Parents today are also reporting more and more skin allergies in their children. Again, many experts suspect today’s kids are growing up in such clean environments they are more sensitive to things that can trigger allergies.


Healthy Halloween


Is Anything Safe?
Go to any dinner party and you’ll run into people who are all about healthy foods and healthy eating…some might even be (gasp!) vegan. If these are people who have always been health nuts, are extremely fit, don’t have an eating disorder, are not doing it just to lose weight, or are simply jumping on the organic bandwagon, I applaud them. It’s all the other Dr. Oz wannabees that are beginning to annoy me…the ones who make everyone else feel totally fat, unhealthy and just downright dumb!


Take quinoa. As recent as one year ago you probably hadn’t even heard of it. Today, it’s the hot “super food,” somewhat replacing poor little but equally difficult to pronounce endamame. But what exactly is “ke-nwa,” and is it really all that super? What about soy milk? Let’s take a look.


Although referred to as a grain, quinoa is actually a seed from a vegetable related to Swiss chard, spinach and beets.

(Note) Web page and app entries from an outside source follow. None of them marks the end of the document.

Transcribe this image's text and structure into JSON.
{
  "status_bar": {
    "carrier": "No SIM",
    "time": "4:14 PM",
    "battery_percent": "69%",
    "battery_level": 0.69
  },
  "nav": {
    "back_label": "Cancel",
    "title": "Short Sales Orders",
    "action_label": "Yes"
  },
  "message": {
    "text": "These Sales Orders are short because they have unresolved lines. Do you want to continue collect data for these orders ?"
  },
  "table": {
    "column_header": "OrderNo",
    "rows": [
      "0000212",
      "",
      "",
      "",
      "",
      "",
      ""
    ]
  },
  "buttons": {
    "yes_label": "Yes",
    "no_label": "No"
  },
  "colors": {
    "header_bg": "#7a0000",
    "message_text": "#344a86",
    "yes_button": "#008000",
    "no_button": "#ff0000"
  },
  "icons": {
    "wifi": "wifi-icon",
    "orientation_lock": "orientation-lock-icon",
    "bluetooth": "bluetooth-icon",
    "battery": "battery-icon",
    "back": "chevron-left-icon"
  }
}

It was forever a main diet staple of the ancient Incas, and contains an amino acid called lysine, which makes it a complete protein. (The World Health Organization equates the protein levels in quinoa to the amount found in milk.) Quinoa will also give you a daily dose of vitamin B6, thiamin, niacin, potassium, and riboflavin and is a great source of copper, zinc, magnesium, and folate. It is a complex carbohydrate with low glycemic index, making it good for weight management, and since it’s not related to wheat or grain, it is gluten-free.


It’s a bit tough to cook and it’s somewhat bitter taste takes getting used to. In addition, quinoa is coated with toxic chemical called saponin so be sure to rinse it thoroughly. Finally, moderation is key, even with so-called superfoods, so it shouldn’t be eaten every day. A few times a week is said to be plenty.

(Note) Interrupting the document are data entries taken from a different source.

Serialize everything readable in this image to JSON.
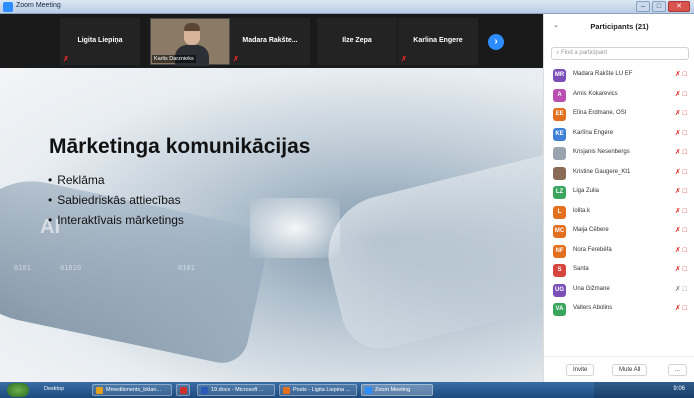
{
  "window": {
    "title": "Zoom Meeting"
  },
  "video_strip": {
    "tiles": [
      {
        "name": "Ligita Liepiņa",
        "muted": true
      },
      {
        "name": "Karlis Darznieks",
        "muted": false,
        "active": true
      },
      {
        "name": "Madara Rakšte...",
        "muted": true
      },
      {
        "name": "Ilze Zepa",
        "muted": false
      },
      {
        "name": "Karlina Engere",
        "muted": true
      }
    ]
  },
  "slide": {
    "title": "Mārketinga komunikācijas",
    "bullets": [
      "Reklāma",
      "Sabiedriskās attiecības",
      "Interaktīvais mārketings"
    ],
    "bg_ai": "AI",
    "bg_code": [
      "0101",
      "01010",
      "0101"
    ]
  },
  "participants": {
    "title": "Participants (21)",
    "search_placeholder": "Find a participant",
    "list": [
      {
        "initials": "MR",
        "name": "Madara Rakšte LU EF",
        "color": "#7b4fb8"
      },
      {
        "initials": "A",
        "name": "Arnis Kokarevics",
        "color": "#b84fb1"
      },
      {
        "initials": "EE",
        "name": "Elīna Erdmane, OSI",
        "color": "#e2701e"
      },
      {
        "initials": "KE",
        "name": "Karlīna Engere",
        "color": "#3f7fd6"
      },
      {
        "initials": "",
        "name": "Krisjanis Nesenbergs",
        "color": "#9aa4ae",
        "photo": true
      },
      {
        "initials": "",
        "name": "Kristine Gaugere_Kt1",
        "color": "#8a6b55",
        "photo": true
      },
      {
        "initials": "LZ",
        "name": "Liga Zulia",
        "color": "#3aa55d"
      },
      {
        "initials": "L",
        "name": "lolita.k",
        "color": "#e2701e"
      },
      {
        "initials": "MC",
        "name": "Maija Cēbere",
        "color": "#e2701e"
      },
      {
        "initials": "NF",
        "name": "Nora Ferebēfa",
        "color": "#e2701e"
      },
      {
        "initials": "S",
        "name": "Santa",
        "color": "#d6453e"
      },
      {
        "initials": "UG",
        "name": "Una Gižmane",
        "color": "#7b4fb8"
      },
      {
        "initials": "VA",
        "name": "Valters Abolins",
        "color": "#3aa55d"
      }
    ],
    "invite_label": "Invite",
    "mute_all_label": "Mute All",
    "more_label": "..."
  },
  "taskbar": {
    "desktop_label": "Desktop",
    "items": [
      {
        "label": "Mmedikments_bklan...",
        "color": "#e0a020"
      },
      {
        "label": "",
        "color": "#d0302a"
      },
      {
        "label": "19.docx - Microsoft ...",
        "color": "#2a5bb8"
      },
      {
        "label": "Posts - Ligita Liepina ...",
        "color": "#e07020"
      },
      {
        "label": "Zoom Meeting",
        "color": "#2d8cff"
      }
    ],
    "clock": "9:06"
  }
}
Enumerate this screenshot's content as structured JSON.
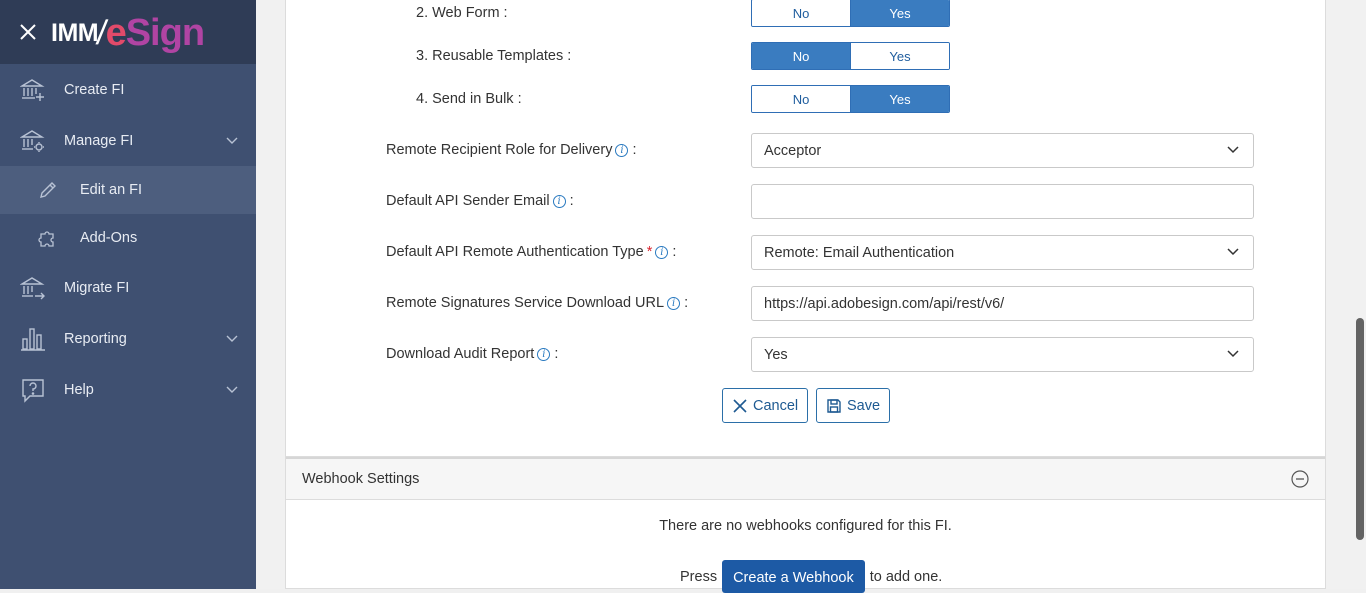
{
  "sidebar": {
    "logo_imm": "IMM",
    "logo_slash": "/",
    "logo_e": "e",
    "logo_sign": "Sign",
    "items": [
      {
        "label": "Create FI"
      },
      {
        "label": "Manage FI"
      },
      {
        "label": "Edit an FI"
      },
      {
        "label": "Add-Ons"
      },
      {
        "label": "Migrate FI"
      },
      {
        "label": "Reporting"
      },
      {
        "label": "Help"
      }
    ]
  },
  "form": {
    "toggles": [
      {
        "label": "2. Web Form :",
        "no": "No",
        "yes": "Yes",
        "selected": "Yes"
      },
      {
        "label": "3. Reusable Templates :",
        "no": "No",
        "yes": "Yes",
        "selected": "No"
      },
      {
        "label": "4. Send in Bulk :",
        "no": "No",
        "yes": "Yes",
        "selected": "Yes"
      }
    ],
    "remote_role": {
      "label": "Remote Recipient Role for Delivery",
      "value": "Acceptor"
    },
    "sender_email": {
      "label": "Default API Sender Email",
      "value": ""
    },
    "auth_type": {
      "label": "Default API Remote Authentication Type",
      "value": "Remote: Email Authentication"
    },
    "download_url": {
      "label": "Remote Signatures Service Download URL",
      "value": "https://api.adobesign.com/api/rest/v6/"
    },
    "audit_report": {
      "label": "Download Audit Report",
      "value": "Yes"
    },
    "colon": ":",
    "required_mark": "*",
    "info_glyph": "i",
    "cancel_label": "Cancel",
    "save_label": "Save"
  },
  "webhook": {
    "title": "Webhook Settings",
    "empty_msg": "There are no webhooks configured for this FI.",
    "press": "Press",
    "create_label": "Create a Webhook",
    "suffix": "to add one."
  },
  "colors": {
    "sidebar_bg": "#3f5071",
    "header_bg": "#2f3c56",
    "accent": "#3a7cc0",
    "primary_button": "#1d5aa5"
  }
}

Soy milk

Then there are all the milks: soy milk, coconut milk, skim milk, organic milk. Truth be told, a recent study found that drinking any kind of skim milk, organic or not, is your best bet. Still, many are going the soy milk route.


Soy milk is the liquid residue of cooked soybeans. However, many types of soy milk are not made with real soy beans. Fresh soy milk is best, as is whole-bean soy milk. Avoid soy milk made from soy protein or soy isolate and you should also check the label for hidden or added sugars such as “brown rice syrup” or “evaporated cane juice.” One cup of this kind of soymilk can easily wind up being 100 calories more than a cup of skim milk. Your best bet: eat endamame instead and drink skim milk.

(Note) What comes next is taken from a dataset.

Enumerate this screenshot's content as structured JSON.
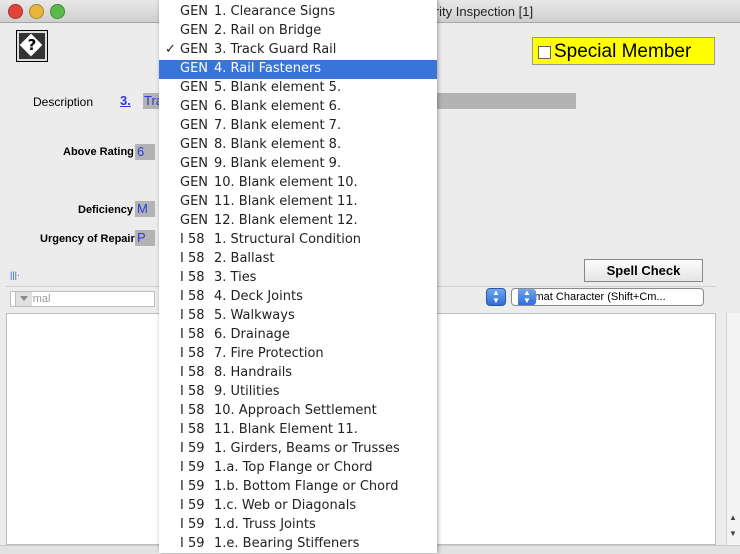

Coconut milk is another popular drink today and is often a staple for anyone following a Paleo diet. From a nutritional perspective, it’s an excellent choice. It’s high in saturated fatty acids and medium-chain triglycerides, which are easily burned as fuel by the body. However, coconut milk often contains somewhat dangerous Bisphenol-A (BPA), guar gum, Fructose malabsorption…look them up if you’re big on coconut milk.


Let’s go back to The Paleo Diet, also popularly referred to as the caveman diet, Stone Age diet and hunter-gatherer diet, since it is based on the presumed ancient diet of wild plants and animals that cavemen ate during the Paleolithic era. It consists mainly of fish, grass-fed pasture raised meats, eggs, vegetables, fruit, fungi, roots, and nuts, and excludes grains, legumes, dairy products, potatoes, refined salt, refined sugar, and processed oils.


Whew! So much info and so much to choose from and all I really want to do is eat! I like to think of my mom as being a health nut before being a health nut was cool. She drinks whole (non-organic) milk, uses real butter, eats meats in moderation, loves breakfast, drinks hot tea, brews her coffee, and uses half-and-half in it or drinks it black. She’s always prescribed garlic for colds and her green chile will cure the worst of your aches and pains. But, she’s not a vegetarian nor does she shop at Whole Foods. Still, she is a healthy 83-year-old who enjoys a nice meal and good glass of wine. Maybe we can all learn as much from “Dr. Ama” as we can from Dr. Oz.